Please use following the peer review instructions listed below for each essay and use a separate word document for each one.
PEER REVIEW INSTRUCTIONS
Be as specific as possible with your comments and questions. Be sure to ask the writer questions about his or her draft, especially if you think there are gaps or missing details that need more explanation.
Also, when commenting, try to prioritize for your writer what they ought to focus on, so, for instance, in your summative comment, you can tell them what you think is most important to fix first (or, you can indicate as you respond to questions which you think ought to be their priority).
Use the following prompts to guide your peer review.
Comment on the problem the writer has chosen to address. How well does the writer frame that problem? How does the problem offer an opportunity to respond?
Identify the writer’s rhetorical audience and whether the author is taking a “top down” or “bottom up” approach to the problem. Is it likely that the chosen audience and approach will help the author solve the problem? If not, suggest an alternative.
Indicate how well the writer shows how the problem will affect the reader. What does the writer think the audience ought to do? How does the writer establish ethos?
Comment on the writer’s thesis statement, which should clearly state the proposed solution, perhaps repeating the problem as well. If you cannot locate a thesis statement, what thesis statement might work for this document?
Analyze the research the writer has conducted in order to provide support for the proposed solution, in terms of its feasibility, cost and acceptability. What additional evidence might the writer provide to better support the solution’s feasibility? How well does the writer establish logos?
Tell the writer if you think they need to add more explanation of the sources. Does the evidence feel as if it is dropped in with little or no explanation as to how it relates to this proposal? What kinds of reasoning and/or evidence were left out by the writer that you think would help to make the argument stronger?

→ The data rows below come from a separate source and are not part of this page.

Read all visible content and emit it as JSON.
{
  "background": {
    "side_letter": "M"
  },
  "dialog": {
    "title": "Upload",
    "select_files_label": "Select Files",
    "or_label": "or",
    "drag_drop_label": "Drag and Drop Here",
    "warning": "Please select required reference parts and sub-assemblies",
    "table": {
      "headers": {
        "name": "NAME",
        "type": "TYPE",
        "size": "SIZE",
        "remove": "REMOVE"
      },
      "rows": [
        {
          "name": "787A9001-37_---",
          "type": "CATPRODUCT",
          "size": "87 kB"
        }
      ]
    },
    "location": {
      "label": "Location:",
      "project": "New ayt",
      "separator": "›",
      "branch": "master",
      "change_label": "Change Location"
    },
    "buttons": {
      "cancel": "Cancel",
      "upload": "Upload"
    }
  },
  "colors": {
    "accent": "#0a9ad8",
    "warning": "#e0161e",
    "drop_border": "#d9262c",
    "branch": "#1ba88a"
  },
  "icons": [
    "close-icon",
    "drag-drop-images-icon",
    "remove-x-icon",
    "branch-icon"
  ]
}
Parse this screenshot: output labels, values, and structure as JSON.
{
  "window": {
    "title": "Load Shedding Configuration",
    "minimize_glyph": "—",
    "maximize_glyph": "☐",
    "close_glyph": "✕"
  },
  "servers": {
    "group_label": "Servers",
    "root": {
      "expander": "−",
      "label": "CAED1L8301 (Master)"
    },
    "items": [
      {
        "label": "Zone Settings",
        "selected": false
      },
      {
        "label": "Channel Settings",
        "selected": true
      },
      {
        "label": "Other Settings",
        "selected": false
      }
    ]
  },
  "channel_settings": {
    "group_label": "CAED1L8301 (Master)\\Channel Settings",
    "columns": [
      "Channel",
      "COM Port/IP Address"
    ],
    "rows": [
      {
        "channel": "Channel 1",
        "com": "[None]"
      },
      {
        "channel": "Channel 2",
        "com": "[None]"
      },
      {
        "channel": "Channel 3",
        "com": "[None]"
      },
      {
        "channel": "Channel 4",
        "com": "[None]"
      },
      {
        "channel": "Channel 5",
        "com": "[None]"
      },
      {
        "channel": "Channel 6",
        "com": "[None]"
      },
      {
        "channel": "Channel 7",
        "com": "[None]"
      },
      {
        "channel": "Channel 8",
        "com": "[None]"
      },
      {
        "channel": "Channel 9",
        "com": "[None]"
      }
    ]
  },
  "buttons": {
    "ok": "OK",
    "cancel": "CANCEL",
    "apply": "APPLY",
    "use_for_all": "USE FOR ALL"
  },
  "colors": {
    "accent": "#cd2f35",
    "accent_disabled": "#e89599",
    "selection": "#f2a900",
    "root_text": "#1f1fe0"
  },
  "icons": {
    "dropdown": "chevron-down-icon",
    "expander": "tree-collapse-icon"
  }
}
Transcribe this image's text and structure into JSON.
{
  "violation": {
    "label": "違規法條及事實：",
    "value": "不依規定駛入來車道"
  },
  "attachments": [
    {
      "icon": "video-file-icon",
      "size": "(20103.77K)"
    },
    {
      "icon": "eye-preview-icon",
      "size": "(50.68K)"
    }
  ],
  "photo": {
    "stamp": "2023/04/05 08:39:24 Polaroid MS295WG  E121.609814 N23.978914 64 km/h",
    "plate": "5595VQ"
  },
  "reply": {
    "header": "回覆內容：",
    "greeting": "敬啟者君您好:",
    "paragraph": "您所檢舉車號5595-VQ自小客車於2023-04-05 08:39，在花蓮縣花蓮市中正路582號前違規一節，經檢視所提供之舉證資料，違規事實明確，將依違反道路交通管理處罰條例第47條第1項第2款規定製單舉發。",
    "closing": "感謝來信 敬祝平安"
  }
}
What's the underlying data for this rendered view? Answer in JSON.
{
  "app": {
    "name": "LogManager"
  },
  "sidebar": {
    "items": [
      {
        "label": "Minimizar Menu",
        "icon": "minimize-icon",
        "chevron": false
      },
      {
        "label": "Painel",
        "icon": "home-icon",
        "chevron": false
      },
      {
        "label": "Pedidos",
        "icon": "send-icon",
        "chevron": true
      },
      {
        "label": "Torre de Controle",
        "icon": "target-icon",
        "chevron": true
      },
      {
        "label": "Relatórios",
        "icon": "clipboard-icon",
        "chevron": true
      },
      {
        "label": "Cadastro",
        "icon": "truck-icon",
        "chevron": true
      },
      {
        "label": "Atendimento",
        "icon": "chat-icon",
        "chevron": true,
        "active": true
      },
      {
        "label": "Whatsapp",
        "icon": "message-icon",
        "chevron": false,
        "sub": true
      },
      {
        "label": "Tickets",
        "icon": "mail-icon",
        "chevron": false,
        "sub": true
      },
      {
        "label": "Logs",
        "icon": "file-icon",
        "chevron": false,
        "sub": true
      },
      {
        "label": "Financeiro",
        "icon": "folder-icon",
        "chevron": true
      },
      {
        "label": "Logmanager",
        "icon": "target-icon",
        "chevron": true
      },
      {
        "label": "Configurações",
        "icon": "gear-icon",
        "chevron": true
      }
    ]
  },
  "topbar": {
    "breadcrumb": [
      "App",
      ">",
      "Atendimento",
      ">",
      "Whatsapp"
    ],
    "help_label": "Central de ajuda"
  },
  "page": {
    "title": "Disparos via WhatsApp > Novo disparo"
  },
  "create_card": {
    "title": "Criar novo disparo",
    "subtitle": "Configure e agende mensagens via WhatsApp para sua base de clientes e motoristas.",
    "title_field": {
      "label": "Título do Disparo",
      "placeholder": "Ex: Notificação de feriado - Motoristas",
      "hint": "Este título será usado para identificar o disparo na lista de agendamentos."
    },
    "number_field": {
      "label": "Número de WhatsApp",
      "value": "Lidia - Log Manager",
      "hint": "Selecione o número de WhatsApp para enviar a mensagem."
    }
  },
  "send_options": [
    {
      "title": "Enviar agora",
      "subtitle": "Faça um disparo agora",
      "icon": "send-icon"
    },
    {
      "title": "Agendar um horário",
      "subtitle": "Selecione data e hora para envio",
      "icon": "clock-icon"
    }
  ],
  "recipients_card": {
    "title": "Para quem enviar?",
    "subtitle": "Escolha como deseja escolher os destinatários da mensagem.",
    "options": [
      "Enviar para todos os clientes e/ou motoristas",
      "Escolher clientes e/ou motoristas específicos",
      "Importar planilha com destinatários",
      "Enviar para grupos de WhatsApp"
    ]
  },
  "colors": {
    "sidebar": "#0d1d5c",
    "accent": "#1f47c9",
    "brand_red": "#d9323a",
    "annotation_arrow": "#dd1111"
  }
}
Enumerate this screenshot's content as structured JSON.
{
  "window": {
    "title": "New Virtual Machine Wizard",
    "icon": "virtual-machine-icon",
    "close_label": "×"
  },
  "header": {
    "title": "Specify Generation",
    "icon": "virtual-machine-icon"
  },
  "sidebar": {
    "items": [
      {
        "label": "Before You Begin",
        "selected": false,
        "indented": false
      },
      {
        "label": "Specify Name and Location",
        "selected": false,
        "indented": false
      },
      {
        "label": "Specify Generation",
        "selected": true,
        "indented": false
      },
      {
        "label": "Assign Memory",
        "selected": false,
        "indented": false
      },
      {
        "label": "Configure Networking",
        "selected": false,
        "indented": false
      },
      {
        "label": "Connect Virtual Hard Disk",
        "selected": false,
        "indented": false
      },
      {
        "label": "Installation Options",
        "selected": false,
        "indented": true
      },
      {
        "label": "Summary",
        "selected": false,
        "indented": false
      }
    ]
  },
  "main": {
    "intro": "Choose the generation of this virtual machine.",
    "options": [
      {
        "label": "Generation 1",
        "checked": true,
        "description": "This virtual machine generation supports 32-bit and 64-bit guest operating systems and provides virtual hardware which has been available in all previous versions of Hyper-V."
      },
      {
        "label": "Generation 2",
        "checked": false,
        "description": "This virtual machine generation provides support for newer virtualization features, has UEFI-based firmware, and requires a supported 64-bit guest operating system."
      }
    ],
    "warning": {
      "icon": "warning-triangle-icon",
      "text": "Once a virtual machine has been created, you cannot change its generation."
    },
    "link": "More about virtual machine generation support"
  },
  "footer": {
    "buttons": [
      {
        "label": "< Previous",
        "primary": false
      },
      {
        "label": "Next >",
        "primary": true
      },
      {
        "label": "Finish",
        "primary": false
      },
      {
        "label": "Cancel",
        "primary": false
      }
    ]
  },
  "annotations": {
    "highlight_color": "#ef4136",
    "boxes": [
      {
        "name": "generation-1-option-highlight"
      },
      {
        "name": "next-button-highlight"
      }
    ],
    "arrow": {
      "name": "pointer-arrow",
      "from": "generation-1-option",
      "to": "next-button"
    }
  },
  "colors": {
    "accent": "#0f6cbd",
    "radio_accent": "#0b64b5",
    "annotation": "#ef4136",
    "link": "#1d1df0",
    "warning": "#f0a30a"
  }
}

Look carefully at those places in which the writer is referring to the ideas of a primary or secondary source. How well does the writer explain any use of fieldwork or library/Internet research? If the writer uses a quotation or paraphrase, is the source appropriately introduced in the text?
Comment on whether the writer adds their own explanation of the quotation or paraphrase. If a writer only writes something like, “This proves my point,” or “I don’t agree with X,” or “I do agree with X,” then that writer hasn’t provided adequate context for readers to understand how the source material supports the writer’s argument.
Comment on the proposed solution. What steps are necessary for realizing this solution? What does the solution ask of the audience? Is the requested action explicit or merely implied?
Determine how well the writer connects with the audience in terms of aligning the proposed resolution with their needs or expectations (establishing pathos).
Comment on the conclusion. What did you learn from the conclusion that you did not already know after reading the introduction and the body? What information does the writer want the audience to know? Does the writer attempt to change readers’ attitudes, actions, or opinions?
Tell the writer which part of the proposal you most enjoyed. Why?